Activity
Filter these entries, keeping only lines that hold the word "Points".

Input data below:

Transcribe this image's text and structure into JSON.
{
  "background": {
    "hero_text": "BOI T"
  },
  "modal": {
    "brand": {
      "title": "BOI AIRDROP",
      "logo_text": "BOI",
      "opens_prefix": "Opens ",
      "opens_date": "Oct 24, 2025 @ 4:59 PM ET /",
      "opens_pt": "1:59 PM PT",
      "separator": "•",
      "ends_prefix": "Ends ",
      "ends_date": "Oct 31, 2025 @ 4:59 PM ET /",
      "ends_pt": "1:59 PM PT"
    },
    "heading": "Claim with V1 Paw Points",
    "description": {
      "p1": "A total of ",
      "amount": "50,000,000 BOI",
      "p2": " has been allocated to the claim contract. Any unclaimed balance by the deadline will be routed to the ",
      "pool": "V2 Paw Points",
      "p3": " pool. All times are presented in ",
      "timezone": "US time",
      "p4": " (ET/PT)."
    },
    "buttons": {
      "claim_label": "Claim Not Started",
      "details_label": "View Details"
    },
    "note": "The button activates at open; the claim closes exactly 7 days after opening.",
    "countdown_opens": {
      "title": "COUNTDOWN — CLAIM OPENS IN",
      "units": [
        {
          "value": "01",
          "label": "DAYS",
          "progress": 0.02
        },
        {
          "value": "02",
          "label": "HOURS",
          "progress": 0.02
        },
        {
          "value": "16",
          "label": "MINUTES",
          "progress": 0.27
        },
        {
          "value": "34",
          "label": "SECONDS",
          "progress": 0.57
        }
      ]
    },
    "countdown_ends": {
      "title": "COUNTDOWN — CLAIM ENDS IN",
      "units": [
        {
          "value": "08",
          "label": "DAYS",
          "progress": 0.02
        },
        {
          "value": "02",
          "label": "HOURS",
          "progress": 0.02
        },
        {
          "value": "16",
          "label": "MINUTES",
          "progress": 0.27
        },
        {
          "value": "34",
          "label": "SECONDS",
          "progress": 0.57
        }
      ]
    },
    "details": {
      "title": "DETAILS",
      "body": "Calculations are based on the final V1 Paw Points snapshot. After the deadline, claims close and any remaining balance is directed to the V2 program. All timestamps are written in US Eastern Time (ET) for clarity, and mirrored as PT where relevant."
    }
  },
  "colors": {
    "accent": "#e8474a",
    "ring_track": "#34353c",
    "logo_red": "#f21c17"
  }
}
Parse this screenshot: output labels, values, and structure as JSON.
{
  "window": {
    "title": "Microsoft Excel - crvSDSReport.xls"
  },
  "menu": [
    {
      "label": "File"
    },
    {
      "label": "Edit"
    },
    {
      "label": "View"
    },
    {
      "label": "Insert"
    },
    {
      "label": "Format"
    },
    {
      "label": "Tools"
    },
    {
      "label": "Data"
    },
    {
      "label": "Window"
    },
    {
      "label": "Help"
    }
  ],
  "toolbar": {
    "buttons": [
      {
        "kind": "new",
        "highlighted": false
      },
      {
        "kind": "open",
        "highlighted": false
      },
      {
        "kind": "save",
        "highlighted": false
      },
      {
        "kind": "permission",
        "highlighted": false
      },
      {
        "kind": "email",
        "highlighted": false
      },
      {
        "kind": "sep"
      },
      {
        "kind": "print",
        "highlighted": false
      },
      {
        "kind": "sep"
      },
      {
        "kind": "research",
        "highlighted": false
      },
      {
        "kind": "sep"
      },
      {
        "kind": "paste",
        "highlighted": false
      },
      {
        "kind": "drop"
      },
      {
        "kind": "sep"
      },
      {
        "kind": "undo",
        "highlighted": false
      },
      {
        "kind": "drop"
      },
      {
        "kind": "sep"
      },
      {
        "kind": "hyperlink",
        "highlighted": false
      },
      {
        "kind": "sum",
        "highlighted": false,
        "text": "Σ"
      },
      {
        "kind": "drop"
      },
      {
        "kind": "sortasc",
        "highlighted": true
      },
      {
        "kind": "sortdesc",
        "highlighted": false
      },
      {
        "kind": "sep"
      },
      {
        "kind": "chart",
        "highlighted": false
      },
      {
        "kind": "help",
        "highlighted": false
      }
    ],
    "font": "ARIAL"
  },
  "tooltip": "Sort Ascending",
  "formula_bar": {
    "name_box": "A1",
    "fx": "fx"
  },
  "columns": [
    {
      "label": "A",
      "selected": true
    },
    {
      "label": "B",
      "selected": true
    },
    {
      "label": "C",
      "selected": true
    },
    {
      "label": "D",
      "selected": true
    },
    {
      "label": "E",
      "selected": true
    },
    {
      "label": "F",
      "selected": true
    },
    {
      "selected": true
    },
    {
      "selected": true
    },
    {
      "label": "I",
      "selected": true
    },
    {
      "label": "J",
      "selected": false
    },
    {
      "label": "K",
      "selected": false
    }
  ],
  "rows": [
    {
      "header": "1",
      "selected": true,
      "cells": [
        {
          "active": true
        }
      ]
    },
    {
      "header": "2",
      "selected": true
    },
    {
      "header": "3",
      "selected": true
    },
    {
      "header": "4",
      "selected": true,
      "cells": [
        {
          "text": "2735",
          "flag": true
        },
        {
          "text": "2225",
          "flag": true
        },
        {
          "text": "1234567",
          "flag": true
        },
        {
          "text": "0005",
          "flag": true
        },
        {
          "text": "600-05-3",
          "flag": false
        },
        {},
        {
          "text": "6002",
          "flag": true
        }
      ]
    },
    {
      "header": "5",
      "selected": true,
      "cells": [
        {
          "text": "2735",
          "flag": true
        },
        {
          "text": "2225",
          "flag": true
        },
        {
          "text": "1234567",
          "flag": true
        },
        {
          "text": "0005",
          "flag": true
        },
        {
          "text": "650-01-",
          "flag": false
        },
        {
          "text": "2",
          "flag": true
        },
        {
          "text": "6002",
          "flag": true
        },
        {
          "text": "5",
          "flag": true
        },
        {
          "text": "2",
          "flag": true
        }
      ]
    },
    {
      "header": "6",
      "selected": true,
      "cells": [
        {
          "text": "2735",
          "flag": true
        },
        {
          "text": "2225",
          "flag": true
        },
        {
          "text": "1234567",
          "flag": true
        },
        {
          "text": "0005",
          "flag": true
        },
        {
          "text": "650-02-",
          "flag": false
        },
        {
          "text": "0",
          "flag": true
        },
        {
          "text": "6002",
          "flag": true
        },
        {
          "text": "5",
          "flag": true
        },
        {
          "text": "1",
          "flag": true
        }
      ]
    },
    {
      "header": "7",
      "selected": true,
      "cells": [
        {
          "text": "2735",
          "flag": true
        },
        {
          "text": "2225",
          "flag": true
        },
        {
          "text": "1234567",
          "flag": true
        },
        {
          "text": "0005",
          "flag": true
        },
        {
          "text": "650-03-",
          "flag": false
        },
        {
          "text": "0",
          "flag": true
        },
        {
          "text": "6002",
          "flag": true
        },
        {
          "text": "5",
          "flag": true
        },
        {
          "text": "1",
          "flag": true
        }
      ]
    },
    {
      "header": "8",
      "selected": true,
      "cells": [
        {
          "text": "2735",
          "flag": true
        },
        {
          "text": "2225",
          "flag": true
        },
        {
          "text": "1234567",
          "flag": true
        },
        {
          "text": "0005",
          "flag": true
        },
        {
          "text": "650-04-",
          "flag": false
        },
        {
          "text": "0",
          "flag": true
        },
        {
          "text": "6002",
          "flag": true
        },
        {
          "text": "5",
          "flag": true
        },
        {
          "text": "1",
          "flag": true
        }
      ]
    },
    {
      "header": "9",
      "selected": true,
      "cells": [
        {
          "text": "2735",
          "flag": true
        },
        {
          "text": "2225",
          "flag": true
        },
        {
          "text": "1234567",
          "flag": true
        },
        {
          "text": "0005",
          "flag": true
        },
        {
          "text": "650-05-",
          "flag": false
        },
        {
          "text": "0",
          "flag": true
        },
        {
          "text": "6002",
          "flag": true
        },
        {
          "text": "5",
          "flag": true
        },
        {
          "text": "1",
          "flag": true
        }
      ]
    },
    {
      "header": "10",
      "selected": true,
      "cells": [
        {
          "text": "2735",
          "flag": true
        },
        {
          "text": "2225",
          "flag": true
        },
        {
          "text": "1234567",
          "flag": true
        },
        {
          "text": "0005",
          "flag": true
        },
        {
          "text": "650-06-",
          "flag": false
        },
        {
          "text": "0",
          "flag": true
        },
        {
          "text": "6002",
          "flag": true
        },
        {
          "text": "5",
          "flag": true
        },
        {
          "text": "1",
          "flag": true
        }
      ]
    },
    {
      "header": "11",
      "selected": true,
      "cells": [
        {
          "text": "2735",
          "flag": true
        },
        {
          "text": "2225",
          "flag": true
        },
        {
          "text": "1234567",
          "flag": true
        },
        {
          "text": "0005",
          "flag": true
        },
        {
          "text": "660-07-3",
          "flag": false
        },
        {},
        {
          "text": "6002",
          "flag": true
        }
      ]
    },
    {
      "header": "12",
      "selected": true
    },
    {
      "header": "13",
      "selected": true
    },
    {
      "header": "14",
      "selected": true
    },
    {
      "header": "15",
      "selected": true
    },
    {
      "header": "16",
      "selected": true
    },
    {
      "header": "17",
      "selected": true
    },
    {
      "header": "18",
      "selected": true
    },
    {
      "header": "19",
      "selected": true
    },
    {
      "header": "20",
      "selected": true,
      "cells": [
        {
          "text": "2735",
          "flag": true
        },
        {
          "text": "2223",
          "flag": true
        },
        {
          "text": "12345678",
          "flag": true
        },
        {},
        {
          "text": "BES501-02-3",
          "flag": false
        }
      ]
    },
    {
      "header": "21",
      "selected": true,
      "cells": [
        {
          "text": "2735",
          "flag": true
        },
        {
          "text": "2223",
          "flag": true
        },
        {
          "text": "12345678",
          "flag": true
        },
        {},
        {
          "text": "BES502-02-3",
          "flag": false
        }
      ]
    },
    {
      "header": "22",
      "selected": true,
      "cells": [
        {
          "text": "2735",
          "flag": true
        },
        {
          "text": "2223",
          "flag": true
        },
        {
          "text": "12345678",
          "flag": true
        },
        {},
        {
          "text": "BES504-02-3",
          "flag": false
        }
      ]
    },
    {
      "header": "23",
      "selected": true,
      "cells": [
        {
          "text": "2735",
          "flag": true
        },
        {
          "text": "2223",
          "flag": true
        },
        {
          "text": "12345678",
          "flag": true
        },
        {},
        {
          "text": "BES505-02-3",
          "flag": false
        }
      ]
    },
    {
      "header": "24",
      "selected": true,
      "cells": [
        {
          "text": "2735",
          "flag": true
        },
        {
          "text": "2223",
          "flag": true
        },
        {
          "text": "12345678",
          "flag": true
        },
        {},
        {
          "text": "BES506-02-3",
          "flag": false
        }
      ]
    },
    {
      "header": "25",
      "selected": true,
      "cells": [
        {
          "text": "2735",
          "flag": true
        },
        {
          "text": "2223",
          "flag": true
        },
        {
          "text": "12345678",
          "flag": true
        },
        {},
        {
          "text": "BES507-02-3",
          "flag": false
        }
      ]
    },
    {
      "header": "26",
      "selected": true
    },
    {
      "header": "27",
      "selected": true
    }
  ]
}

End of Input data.

Expected output
    "heading": "Claim with V1 Paw Points",
      "pool": "V2 Paw Points",
      "body": "Calculations are based on the final V1 Paw Points snapshot. After the deadline, claims close and any remaining balance is directed to the V2 program. All timestamps are written in US Eastern Time (ET) for clarity, and mirrored as PT where relevant."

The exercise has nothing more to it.